Fifty years ago today, Israeli Prime Minister David Ben-Gurion announced that Israel had captured Nazi leader Adolph Eichmann who had been hiding in Argentina.
Eichmann, often referred to as “the architect of the Holocaust”, facilitated and managed the logistics of the deportation of Jews to ghettos and extermination camps in Nazi-occupied Eastern Europe.
Following the military defeat of Nazi Germany and end of World War II, Eichmann disappeared. Taking on a false identity, he claimed to be a refugee and fled Germany to Argentina using fraudulent travel documents issued by the International Red Cross.
In 1959, the Israeli intelligence agency Mossad received information that Eichmann was living in Buenos Aires under the name Ricardo Klement. At that time, the fledgling state had few resources and many dangers to its very survival. Despite this, bringing the Nazis to justice was not brushed aside as of lesser importance. Soon after receiving the information, Mossad agents were sent to Argentina and confirmed Eichmann was there.
A bigger problem now presented itself, in that the Argentine government had very close ties with the ex-Nazis sheltering in its country. It was clear that any formal arrest request made to the government would almost certainly tip off Eichmann and allow him to disappear. The Israeli government subsequently approved an operation to capture Eichmann and bring him to Jerusalem by any means necessary, in order to put him on trial as a war criminal.
On May 11, 1960, Israeli Mossad and Shin Bet agents captured Eichmann in a suburb of Buenos Aires. After observing Eichmann’s activities, a team of Mossad agents waited for Eichmann as he headed home from work at a Mercedes-Benz factory. One agent looked out as his bus arrived, while two other agents pretended to fix a broken car. A fourth agent was on Eichmann’s bus to ensure his presence.
Once Eichmann left the bus and began walking toward his home, one of the agents working on the car asked him for a cigarette. When he reached in his pocket, one agent struck him on the back of the neck as two others pushed him into a car and drove him to a safe house.
Eichmann quickly confirmed his identity to the agents. After being held in a safe house for a few days, he was smuggled out of the country on a flight from Argentina to Senegal and then on to Israel on May 21. Sedated and disguised in an aircrew uniform, he had been slipped through airport security as a drunken foreigner among a crew of pilots and stewardesses. Argentinean authorities were unaware of the Israeli plan.
Two days later, on May 23, 1960, Prime Minister Ben-Gurion announced the capture to the Israeli Knesset. His announcement was met by a standing ovation.
On April 11, 1961, an Israeli court in Jerusalem began Eichmann's trial. He was indicted on fifteen criminal charges that included crimes against humanity, membership in an illegal organization and crimes against the Jewish people.
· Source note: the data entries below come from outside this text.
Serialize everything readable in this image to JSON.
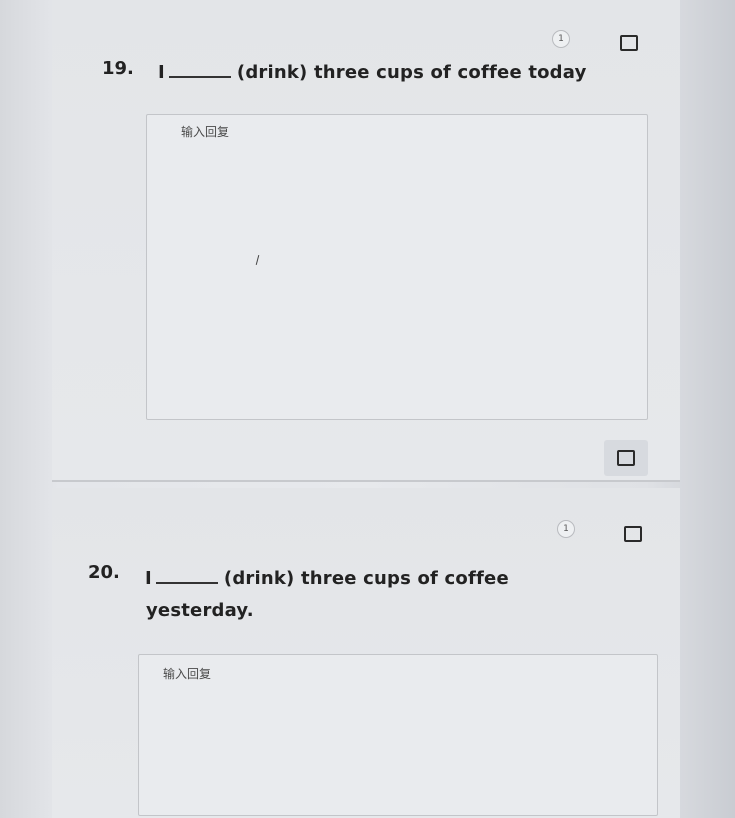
{
  "questions": [
    {
      "number": "19.",
      "subject": "I",
      "prompt": "(drink) three cups of coffee today",
      "score": "1",
      "answer_placeholder": "输入回复"
    },
    {
      "number": "20.",
      "subject": "I",
      "prompt_line1": "(drink) three cups of coffee",
      "prompt_line2": "yesterday.",
      "score": "1",
      "answer_placeholder": "输入回复"
    }
  ],
  "icons": {
    "score": "score-badge-icon",
    "bookmark": "bookmark-icon"
  }
}
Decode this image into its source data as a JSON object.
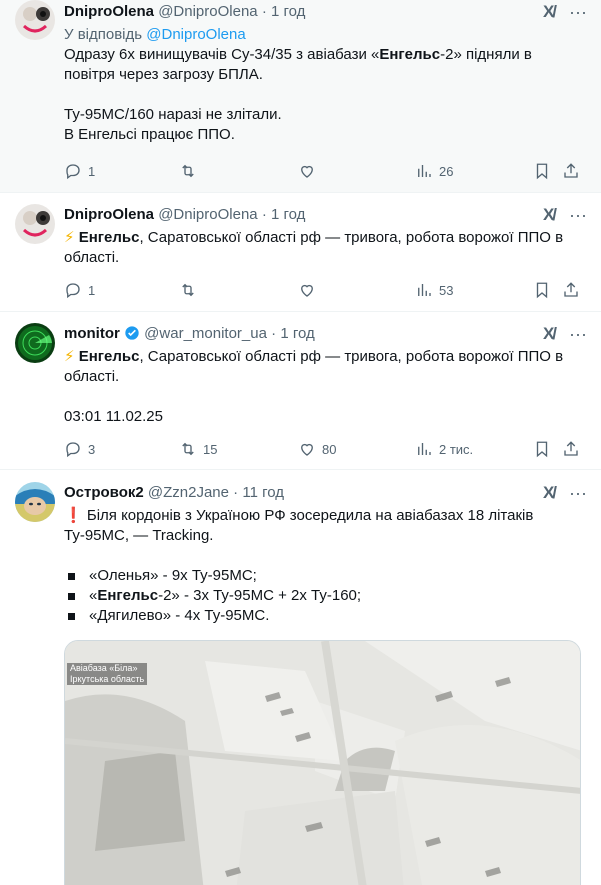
{
  "tweets": [
    {
      "name": "DniproOlena",
      "handle": "@DniproOlena",
      "dot": "·",
      "time": "1 год",
      "replying_prefix": "У відповідь",
      "replying_to": "@DniproOlena",
      "text_1_a": "Одразу 6х винищувачів Су-34/35 з авіабази «",
      "text_1_b": "Енгельс",
      "text_1_c": "-2» підняли в повітря через загрозу БПЛА.",
      "text_2": "Ту-95МС/160 наразі не злітали.",
      "text_3": "В Енгельсі працює ППО.",
      "replies": "1",
      "reposts": "",
      "likes": "",
      "views": "26"
    },
    {
      "name": "DniproOlena",
      "handle": "@DniproOlena",
      "dot": "·",
      "time": "1 год",
      "emoji": "⚡",
      "text_bold": "Енгельс",
      "text_rest": ", Саратовської області рф — тривога, робота ворожої ППО в області.",
      "replies": "1",
      "reposts": "",
      "likes": "",
      "views": "53"
    },
    {
      "name": "monitor",
      "handle": "@war_monitor_ua",
      "dot": "·",
      "time": "1 год",
      "emoji": "⚡",
      "text_bold": "Енгельс",
      "text_rest": ", Саратовської області рф — тривога, робота ворожої ППО в області.",
      "timestamp": "03:01 11.02.25",
      "replies": "3",
      "reposts": "15",
      "likes": "80",
      "views": "2 тис."
    },
    {
      "name": "Островок2",
      "handle": "@Zzn2Jane",
      "dot": "·",
      "time": "11 год",
      "emoji": "❗",
      "text_1": "Біля кордонів з Україною РФ зосередила на авіабазах 18 літаків Ту-95МС, — Tracking.",
      "bullet_1": "«Оленья» - 9х Ту-95МС;",
      "bullet_2_a": "«",
      "bullet_2_b": "Енгельс",
      "bullet_2_c": "-2» - 3х Ту-95МС + 2х Ту-160;",
      "bullet_3": "«Дягилево» - 4х Ту-95МС.",
      "media_caption_1": "Авіабаза «Біла»",
      "media_caption_2": "Іркутська область"
    }
  ],
  "colors": {
    "accent": "#1d9bf0",
    "text": "#0f1419",
    "muted": "#536471",
    "verified": "#1d9bf0"
  },
  "icons": [
    "reply-icon",
    "repost-icon",
    "like-icon",
    "views-icon",
    "bookmark-icon",
    "share-icon",
    "grok-icon",
    "more-icon",
    "verified-icon"
  ]
}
Following fourteen weeks of testimony that included over 1,500 documents, 100 prosecution witnesses and dozens of defense depositions given by persons from sixteen different countries, Eichmann’s trial came to an end. He was convicted on all counts and sentenced to death.
On May 31, 1962, Eichmann was hanged at an Israeli prison in Ramla. To this day, his execution remains the only civil execution ever carried out in Israel.
For Israelis, the Eichmann trial was a watershed moment. The daily broadcasts of eyewitness testimony by Holocaust survivors of the horrors they had seen forced the country to acknowledge the traumatic event that they had tried to forget and ignore in the 15 years that had passed since the end of World War II. Israelis had a self-image built around self sufficiency, toughness and a history of fighting for their survival against overwhelming odds. The victims of the Holocaust did not fit in with this image, having been seemingly slaughtered like sheep in their millions.
The Eichmann trial brought home to Israelis the insurmountable reality in which their European Jewish brethren had found themselves. The many holocaust survivors in the country, who had been wracked by survivor's guilt and by terrible memories which they repressed in the face of a public that wanted nothing to do with their sufferings, could at last come to terms more openly with their ordeal. For Israel, the trial provoked understanding for the holocaust survivors, a sense of communion with the Jews living outside Israel, and renewed dedication to ensuring the survival of the Jewish State and the Jewish People.
To this day, the readiness of Israeli leaders to take threats made against their country at face value has been hard for many Western leaders and citizens to understand. When a tin-pot Arab or Iranian dictator claims he will destroy Israel, it is obvious in their minds that he is just posturing and making empty threats, as no sane person would actually try to annihilate an entire country. For Israelis, however, the Eichmann trial teaches otherwise. Eichmann was not a deranged lunatic; he was a rational, efficient and hard working bureaucrat. His government job simply entailed engineering the mass murder of millions of harmless babies and children, mothers and fathers, and grandparents. Hard as it is to accept, rational minds can engage in genocide and barbarity, and Israel feels that death threats are not a matter which can be ignored.